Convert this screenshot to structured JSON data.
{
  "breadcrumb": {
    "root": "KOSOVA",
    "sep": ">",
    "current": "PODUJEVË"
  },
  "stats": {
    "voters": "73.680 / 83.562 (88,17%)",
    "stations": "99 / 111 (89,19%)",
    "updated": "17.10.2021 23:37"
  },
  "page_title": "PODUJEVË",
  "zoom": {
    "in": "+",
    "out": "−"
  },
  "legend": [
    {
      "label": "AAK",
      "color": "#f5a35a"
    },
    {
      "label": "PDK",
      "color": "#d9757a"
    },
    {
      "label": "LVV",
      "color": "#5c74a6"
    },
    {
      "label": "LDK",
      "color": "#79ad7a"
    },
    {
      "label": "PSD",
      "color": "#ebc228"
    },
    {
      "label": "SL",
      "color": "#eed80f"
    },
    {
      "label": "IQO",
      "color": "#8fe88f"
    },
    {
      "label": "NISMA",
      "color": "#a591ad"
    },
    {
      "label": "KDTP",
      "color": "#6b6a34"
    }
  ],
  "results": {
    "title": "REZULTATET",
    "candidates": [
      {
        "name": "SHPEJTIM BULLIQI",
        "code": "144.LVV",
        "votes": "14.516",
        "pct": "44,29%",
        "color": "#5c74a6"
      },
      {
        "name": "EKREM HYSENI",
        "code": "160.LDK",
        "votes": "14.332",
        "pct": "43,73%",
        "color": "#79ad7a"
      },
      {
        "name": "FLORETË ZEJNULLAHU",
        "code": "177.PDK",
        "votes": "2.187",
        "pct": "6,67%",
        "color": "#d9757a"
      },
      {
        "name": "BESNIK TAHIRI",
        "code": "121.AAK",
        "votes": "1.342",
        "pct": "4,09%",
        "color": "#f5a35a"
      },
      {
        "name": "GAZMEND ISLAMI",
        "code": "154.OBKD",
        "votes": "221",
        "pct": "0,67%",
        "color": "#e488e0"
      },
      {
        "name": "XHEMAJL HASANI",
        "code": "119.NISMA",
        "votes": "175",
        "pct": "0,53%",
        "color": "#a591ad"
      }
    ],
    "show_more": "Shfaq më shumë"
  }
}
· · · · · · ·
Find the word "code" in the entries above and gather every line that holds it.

> TASK OUTPUT:
        "code": "144.LVV",
        "code": "160.LDK",
        "code": "177.PDK",
        "code": "121.AAK",
        "code": "154.OBKD",
        "code": "119.NISMA",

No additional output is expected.